TASK: Each entry needs to appear again, retyped exactly as it is below.

EXTRACTED MATERIAL:
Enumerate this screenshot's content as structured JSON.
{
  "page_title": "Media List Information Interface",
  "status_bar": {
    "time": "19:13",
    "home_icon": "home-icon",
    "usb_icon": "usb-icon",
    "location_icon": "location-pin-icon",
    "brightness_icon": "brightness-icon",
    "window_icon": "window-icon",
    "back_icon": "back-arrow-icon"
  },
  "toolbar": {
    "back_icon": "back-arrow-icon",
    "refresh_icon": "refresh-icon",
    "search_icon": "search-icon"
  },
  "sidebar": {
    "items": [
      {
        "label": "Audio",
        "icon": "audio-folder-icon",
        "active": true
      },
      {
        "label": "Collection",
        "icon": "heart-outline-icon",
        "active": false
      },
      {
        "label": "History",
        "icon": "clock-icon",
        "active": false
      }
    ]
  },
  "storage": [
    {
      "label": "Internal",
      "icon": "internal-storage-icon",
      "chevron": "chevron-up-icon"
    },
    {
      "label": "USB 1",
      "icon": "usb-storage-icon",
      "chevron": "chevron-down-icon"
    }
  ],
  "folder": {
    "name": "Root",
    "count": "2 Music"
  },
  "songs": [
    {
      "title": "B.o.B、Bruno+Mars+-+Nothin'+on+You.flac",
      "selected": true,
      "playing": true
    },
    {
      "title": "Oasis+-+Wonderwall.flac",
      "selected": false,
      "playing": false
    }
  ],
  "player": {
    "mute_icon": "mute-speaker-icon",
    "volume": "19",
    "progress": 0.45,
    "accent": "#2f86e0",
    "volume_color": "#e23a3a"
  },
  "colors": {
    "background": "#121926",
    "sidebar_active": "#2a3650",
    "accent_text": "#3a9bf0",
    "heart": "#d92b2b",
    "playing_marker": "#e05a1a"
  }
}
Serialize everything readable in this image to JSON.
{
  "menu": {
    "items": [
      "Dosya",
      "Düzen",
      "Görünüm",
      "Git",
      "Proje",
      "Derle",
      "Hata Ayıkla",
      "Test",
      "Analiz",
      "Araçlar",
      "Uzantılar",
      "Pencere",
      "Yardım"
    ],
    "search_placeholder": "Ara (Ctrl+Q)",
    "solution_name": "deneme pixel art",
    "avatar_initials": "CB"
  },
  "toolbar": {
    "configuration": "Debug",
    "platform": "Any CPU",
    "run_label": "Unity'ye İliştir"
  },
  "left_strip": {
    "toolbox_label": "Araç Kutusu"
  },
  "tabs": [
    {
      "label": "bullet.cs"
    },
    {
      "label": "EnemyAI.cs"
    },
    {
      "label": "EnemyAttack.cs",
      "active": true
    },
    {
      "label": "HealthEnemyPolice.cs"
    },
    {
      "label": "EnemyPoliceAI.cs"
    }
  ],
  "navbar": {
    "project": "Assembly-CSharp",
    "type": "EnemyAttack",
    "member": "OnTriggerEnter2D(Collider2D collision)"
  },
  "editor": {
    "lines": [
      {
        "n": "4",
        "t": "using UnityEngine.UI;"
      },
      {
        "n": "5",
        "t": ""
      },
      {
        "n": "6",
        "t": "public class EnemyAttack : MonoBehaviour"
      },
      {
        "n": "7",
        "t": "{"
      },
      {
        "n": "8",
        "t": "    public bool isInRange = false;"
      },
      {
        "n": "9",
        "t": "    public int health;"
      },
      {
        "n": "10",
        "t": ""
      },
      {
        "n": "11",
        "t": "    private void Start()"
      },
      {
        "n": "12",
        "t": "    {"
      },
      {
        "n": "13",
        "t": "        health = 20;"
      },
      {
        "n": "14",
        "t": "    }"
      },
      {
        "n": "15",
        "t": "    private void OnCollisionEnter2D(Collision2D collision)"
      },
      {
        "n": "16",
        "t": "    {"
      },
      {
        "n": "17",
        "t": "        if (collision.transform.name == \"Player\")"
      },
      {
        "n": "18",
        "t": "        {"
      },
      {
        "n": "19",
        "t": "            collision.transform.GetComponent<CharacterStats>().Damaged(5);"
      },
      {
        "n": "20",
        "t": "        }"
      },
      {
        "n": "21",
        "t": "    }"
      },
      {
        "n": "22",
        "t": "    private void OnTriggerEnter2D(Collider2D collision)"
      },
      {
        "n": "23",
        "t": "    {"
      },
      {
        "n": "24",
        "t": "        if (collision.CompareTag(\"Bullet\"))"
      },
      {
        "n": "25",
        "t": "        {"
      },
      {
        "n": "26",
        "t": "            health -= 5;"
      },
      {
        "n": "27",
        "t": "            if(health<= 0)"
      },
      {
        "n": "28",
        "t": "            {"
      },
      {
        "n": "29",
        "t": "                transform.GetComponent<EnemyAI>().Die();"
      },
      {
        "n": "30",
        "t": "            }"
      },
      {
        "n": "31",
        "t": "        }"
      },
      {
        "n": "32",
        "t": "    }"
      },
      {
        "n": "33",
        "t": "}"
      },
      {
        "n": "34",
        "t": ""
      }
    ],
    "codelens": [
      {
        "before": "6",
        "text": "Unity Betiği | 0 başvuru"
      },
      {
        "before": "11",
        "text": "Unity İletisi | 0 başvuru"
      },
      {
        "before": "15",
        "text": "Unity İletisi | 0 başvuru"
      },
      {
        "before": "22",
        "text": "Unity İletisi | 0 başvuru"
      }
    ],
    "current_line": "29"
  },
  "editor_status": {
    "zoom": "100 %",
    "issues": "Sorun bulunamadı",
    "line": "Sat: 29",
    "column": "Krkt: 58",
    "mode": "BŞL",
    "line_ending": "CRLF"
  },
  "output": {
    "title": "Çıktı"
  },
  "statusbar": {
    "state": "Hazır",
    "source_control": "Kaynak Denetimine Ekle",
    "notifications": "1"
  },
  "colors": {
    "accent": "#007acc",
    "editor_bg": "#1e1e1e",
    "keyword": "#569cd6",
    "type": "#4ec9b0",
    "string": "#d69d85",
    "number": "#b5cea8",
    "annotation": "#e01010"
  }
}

EXERCISE RESULT:
Enumerate this screenshot's content as structured JSON.
{
  "page_title": "Media List Information Interface",
  "status_bar": {
    "time": "19:13",
    "home_icon": "home-icon",
    "usb_icon": "usb-icon",
    "location_icon": "location-pin-icon",
    "brightness_icon": "brightness-icon",
    "window_icon": "window-icon",
    "back_icon": "back-arrow-icon"
  },
  "toolbar": {
    "back_icon": "back-arrow-icon",
    "refresh_icon": "refresh-icon",
    "search_icon": "search-icon"
  },
  "sidebar": {
    "items": [
      {
        "label": "Audio",
        "icon": "audio-folder-icon",
        "active": true
      },
      {
        "label": "Collection",
        "icon": "heart-outline-icon",
        "active": false
      },
      {
        "label": "History",
        "icon": "clock-icon",
        "active": false
      }
    ]
  },
  "storage": [
    {
      "label": "Internal",
      "icon": "internal-storage-icon",
      "chevron": "chevron-up-icon"
    },
    {
      "label": "USB 1",
      "icon": "usb-storage-icon",
      "chevron": "chevron-down-icon"
    }
  ],
  "folder": {
    "name": "Root",
    "count": "2 Music"
  },
  "songs": [
    {
      "title": "B.o.B、Bruno+Mars+-+Nothin'+on+You.flac",
      "selected": true,
      "playing": true
    },
    {
      "title": "Oasis+-+Wonderwall.flac",
      "selected": false,
      "playing": false
    }
  ],
  "player": {
    "mute_icon": "mute-speaker-icon",
    "volume": "19",
    "progress": 0.45,
    "accent": "#2f86e0",
    "volume_color": "#e23a3a"
  },
  "colors": {
    "background": "#121926",
    "sidebar_active": "#2a3650",
    "accent_text": "#3a9bf0",
    "heart": "#d92b2b",
    "playing_marker": "#e05a1a"
  }
}
Serialize everything readable in this image to JSON.
{
  "menu": {
    "items": [
      "Dosya",
      "Düzen",
      "Görünüm",
      "Git",
      "Proje",
      "Derle",
      "Hata Ayıkla",
      "Test",
      "Analiz",
      "Araçlar",
      "Uzantılar",
      "Pencere",
      "Yardım"
    ],
    "search_placeholder": "Ara (Ctrl+Q)",
    "solution_name": "deneme pixel art",
    "avatar_initials": "CB"
  },
  "toolbar": {
    "configuration": "Debug",
    "platform": "Any CPU",
    "run_label": "Unity'ye İliştir"
  },
  "left_strip": {
    "toolbox_label": "Araç Kutusu"
  },
  "tabs": [
    {
      "label": "bullet.cs"
    },
    {
      "label": "EnemyAI.cs"
    },
    {
      "label": "EnemyAttack.cs",
      "active": true
    },
    {
      "label": "HealthEnemyPolice.cs"
    },
    {
      "label": "EnemyPoliceAI.cs"
    }
  ],
  "navbar": {
    "project": "Assembly-CSharp",
    "type": "EnemyAttack",
    "member": "OnTriggerEnter2D(Collider2D collision)"
  },
  "editor": {
    "lines": [
      {
        "n": "4",
        "t": "using UnityEngine.UI;"
      },
      {
        "n": "5",
        "t": ""
      },
      {
        "n": "6",
        "t": "public class EnemyAttack : MonoBehaviour"
      },
      {
        "n": "7",
        "t": "{"
      },
      {
        "n": "8",
        "t": "    public bool isInRange = false;"
      },
      {
        "n": "9",
        "t": "    public int health;"
      },
      {
        "n": "10",
        "t": ""
      },
      {
        "n": "11",
        "t": "    private void Start()"
      },
      {
        "n": "12",
        "t": "    {"
      },
      {
        "n": "13",
        "t": "        health = 20;"
      },
      {
        "n": "14",
        "t": "    }"
      },
      {
        "n": "15",
        "t": "    private void OnCollisionEnter2D(Collision2D collision)"
      },
      {
        "n": "16",
        "t": "    {"
      },
      {
        "n": "17",
        "t": "        if (collision.transform.name == \"Player\")"
      },
      {
        "n": "18",
        "t": "        {"
      },
      {
        "n": "19",
        "t": "            collision.transform.GetComponent<CharacterStats>().Damaged(5);"
      },
      {
        "n": "20",
        "t": "        }"
      },
      {
        "n": "21",
        "t": "    }"
      },
      {
        "n": "22",
        "t": "    private void OnTriggerEnter2D(Collider2D collision)"
      },
      {
        "n": "23",
        "t": "    {"
      },
      {
        "n": "24",
        "t": "        if (collision.CompareTag(\"Bullet\"))"
      },
      {
        "n": "25",
        "t": "        {"
      },
      {
        "n": "26",
        "t": "            health -= 5;"
      },
      {
        "n": "27",
        "t": "            if(health<= 0)"
      },
      {
        "n": "28",
        "t": "            {"
      },
      {
        "n": "29",
        "t": "                transform.GetComponent<EnemyAI>().Die();"
      },
      {
        "n": "30",
        "t": "            }"
      },
      {
        "n": "31",
        "t": "        }"
      },
      {
        "n": "32",
        "t": "    }"
      },
      {
        "n": "33",
        "t": "}"
      },
      {
        "n": "34",
        "t": ""
      }
    ],
    "codelens": [
      {
        "before": "6",
        "text": "Unity Betiği | 0 başvuru"
      },
      {
        "before": "11",
        "text": "Unity İletisi | 0 başvuru"
      },
      {
        "before": "15",
        "text": "Unity İletisi | 0 başvuru"
      },
      {
        "before": "22",
        "text": "Unity İletisi | 0 başvuru"
      }
    ],
    "current_line": "29"
  },
  "editor_status": {
    "zoom": "100 %",
    "issues": "Sorun bulunamadı",
    "line": "Sat: 29",
    "column": "Krkt: 58",
    "mode": "BŞL",
    "line_ending": "CRLF"
  },
  "output": {
    "title": "Çıktı"
  },
  "statusbar": {
    "state": "Hazır",
    "source_control": "Kaynak Denetimine Ekle",
    "notifications": "1"
  },
  "colors": {
    "accent": "#007acc",
    "editor_bg": "#1e1e1e",
    "keyword": "#569cd6",
    "type": "#4ec9b0",
    "string": "#d69d85",
    "number": "#b5cea8",
    "annotation": "#e01010"
  }
}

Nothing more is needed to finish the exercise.